# [EXERCISE DESCRIPTION]
Check every line of the entries below for the word "kind", and copy the ones that have it.

PROVIDED ENTRIES Start Marker

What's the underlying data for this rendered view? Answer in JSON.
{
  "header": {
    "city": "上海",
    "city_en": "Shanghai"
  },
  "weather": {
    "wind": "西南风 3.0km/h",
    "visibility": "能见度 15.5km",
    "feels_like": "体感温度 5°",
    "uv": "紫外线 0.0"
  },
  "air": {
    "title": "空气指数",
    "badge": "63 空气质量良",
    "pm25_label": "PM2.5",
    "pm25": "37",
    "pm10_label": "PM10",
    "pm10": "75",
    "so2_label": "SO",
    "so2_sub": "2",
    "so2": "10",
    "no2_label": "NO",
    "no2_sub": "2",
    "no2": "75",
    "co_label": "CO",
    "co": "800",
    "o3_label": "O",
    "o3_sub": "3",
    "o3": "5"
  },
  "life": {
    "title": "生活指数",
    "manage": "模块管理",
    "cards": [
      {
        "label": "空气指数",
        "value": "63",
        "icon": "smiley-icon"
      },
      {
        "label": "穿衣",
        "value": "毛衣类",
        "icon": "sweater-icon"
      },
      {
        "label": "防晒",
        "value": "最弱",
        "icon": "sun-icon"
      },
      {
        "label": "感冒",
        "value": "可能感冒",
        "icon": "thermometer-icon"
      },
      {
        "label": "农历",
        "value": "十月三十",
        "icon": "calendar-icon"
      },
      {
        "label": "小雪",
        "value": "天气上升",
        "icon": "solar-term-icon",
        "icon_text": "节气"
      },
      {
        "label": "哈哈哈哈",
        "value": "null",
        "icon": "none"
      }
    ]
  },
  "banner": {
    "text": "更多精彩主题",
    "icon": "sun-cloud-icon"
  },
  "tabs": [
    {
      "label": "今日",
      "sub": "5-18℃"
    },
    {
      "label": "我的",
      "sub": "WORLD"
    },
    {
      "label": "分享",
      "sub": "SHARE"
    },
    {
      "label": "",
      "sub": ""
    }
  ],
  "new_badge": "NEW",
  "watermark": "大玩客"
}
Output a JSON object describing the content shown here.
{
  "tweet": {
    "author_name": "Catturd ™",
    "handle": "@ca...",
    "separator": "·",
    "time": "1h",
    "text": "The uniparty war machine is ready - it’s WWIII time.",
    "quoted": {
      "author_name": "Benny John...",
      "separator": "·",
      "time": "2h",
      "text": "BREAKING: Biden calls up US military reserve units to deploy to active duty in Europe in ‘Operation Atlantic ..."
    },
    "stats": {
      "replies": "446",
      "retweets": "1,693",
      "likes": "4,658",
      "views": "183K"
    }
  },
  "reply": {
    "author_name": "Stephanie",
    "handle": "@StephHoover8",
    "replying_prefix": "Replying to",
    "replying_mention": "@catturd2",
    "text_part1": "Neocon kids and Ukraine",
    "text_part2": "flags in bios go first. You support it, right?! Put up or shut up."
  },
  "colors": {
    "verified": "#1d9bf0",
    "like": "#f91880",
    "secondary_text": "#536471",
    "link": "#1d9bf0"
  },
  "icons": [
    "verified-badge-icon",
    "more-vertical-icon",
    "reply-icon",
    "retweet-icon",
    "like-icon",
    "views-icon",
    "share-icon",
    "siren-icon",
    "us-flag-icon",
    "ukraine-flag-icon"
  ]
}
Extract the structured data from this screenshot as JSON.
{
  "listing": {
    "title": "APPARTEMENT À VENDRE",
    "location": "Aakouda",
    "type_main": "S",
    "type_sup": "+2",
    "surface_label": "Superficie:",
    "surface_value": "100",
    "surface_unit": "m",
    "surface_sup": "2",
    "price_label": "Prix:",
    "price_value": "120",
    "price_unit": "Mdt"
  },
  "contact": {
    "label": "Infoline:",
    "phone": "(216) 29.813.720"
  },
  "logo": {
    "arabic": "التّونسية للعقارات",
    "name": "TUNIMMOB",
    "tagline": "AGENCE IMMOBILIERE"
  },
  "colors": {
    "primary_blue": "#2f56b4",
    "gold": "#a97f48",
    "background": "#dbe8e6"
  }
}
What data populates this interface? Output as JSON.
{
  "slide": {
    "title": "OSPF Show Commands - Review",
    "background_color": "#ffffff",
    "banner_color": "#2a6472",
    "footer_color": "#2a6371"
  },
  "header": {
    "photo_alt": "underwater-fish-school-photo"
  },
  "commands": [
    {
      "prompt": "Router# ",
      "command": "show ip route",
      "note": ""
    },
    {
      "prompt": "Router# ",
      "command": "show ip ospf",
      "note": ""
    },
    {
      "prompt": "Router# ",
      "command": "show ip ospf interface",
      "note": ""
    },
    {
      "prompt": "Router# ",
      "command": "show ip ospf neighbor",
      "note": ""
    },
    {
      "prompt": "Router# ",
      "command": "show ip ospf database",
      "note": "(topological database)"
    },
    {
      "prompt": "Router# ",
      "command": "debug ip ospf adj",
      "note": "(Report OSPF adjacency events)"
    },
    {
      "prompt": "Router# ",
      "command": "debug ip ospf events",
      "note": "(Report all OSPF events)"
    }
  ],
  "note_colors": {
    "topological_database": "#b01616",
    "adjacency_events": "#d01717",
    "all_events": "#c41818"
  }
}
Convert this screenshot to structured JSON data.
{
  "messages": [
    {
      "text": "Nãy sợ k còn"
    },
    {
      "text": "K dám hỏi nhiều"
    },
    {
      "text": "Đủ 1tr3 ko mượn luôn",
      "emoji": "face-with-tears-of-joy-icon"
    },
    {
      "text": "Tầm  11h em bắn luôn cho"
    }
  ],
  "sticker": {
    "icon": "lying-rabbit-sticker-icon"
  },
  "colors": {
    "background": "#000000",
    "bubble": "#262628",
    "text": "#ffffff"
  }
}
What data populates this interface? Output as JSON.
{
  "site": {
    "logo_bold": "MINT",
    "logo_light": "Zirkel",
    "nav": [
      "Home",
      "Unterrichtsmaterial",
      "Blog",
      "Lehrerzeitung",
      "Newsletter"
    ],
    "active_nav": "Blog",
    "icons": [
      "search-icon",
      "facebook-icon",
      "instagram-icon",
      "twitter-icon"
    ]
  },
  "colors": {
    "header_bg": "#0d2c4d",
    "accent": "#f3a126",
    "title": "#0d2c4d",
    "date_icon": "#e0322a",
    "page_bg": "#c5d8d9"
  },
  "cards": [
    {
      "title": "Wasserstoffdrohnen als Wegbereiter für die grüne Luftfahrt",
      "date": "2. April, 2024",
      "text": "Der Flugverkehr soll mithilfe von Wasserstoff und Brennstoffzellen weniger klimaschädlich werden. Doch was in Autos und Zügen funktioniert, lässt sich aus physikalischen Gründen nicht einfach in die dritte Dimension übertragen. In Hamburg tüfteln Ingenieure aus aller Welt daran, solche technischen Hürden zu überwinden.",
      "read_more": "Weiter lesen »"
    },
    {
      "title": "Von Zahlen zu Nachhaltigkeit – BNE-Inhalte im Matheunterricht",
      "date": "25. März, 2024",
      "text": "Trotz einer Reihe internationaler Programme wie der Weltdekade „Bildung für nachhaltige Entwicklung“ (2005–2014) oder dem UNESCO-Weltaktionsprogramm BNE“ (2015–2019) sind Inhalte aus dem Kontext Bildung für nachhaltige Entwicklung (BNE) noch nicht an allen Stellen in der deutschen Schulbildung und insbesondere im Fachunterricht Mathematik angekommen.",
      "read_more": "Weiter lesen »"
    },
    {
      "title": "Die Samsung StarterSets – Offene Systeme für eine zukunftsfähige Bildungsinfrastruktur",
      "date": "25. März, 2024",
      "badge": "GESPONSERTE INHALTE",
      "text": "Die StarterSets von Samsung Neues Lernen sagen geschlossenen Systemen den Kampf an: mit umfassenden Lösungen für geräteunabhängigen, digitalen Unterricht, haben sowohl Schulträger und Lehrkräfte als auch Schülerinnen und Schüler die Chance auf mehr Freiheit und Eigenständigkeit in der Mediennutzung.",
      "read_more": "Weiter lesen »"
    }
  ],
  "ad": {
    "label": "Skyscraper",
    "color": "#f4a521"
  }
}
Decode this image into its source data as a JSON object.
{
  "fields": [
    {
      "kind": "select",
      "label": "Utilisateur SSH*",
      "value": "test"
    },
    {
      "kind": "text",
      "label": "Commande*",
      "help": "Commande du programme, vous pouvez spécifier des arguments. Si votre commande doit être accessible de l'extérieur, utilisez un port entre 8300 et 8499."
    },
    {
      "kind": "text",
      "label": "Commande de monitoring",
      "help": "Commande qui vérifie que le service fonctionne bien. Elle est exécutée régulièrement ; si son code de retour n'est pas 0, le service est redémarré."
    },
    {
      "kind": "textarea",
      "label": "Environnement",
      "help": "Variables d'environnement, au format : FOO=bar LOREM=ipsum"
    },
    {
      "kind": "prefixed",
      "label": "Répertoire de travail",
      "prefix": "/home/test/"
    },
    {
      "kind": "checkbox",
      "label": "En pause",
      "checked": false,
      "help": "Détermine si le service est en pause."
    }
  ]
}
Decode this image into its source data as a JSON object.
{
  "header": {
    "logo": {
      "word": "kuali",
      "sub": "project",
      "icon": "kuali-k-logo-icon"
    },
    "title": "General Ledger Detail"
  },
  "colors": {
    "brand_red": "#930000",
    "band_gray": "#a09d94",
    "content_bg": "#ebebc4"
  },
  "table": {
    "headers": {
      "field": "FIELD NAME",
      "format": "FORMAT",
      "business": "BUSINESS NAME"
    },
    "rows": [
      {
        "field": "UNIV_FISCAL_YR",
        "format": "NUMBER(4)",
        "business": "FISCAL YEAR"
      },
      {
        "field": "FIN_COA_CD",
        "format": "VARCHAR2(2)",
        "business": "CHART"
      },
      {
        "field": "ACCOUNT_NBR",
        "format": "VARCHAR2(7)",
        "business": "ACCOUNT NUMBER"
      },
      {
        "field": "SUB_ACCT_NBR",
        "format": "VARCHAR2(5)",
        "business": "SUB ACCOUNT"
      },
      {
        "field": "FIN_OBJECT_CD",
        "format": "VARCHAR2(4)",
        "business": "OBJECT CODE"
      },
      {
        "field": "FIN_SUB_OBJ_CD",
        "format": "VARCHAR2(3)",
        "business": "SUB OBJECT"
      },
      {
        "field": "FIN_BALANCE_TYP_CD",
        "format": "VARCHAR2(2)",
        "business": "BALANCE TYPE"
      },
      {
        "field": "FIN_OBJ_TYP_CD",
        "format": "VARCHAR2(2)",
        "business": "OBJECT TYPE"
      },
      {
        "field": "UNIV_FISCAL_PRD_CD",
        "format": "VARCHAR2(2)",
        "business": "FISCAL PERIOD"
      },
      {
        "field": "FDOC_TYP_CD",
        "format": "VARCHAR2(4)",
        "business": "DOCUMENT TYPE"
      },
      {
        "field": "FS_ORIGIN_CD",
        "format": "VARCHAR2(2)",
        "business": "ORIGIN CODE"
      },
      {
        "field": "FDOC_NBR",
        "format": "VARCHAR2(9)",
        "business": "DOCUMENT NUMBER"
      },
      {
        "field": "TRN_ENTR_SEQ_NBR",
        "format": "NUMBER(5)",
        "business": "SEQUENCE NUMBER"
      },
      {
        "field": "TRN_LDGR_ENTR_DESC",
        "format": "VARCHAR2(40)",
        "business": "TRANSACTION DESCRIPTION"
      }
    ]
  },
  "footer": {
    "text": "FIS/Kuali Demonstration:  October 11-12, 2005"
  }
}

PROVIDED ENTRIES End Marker

# [RESPONSE TO THIS TASK]
      "kind": "select",
      "kind": "text",
      "kind": "text",
      "kind": "textarea",
      "kind": "prefixed",
      "kind": "checkbox",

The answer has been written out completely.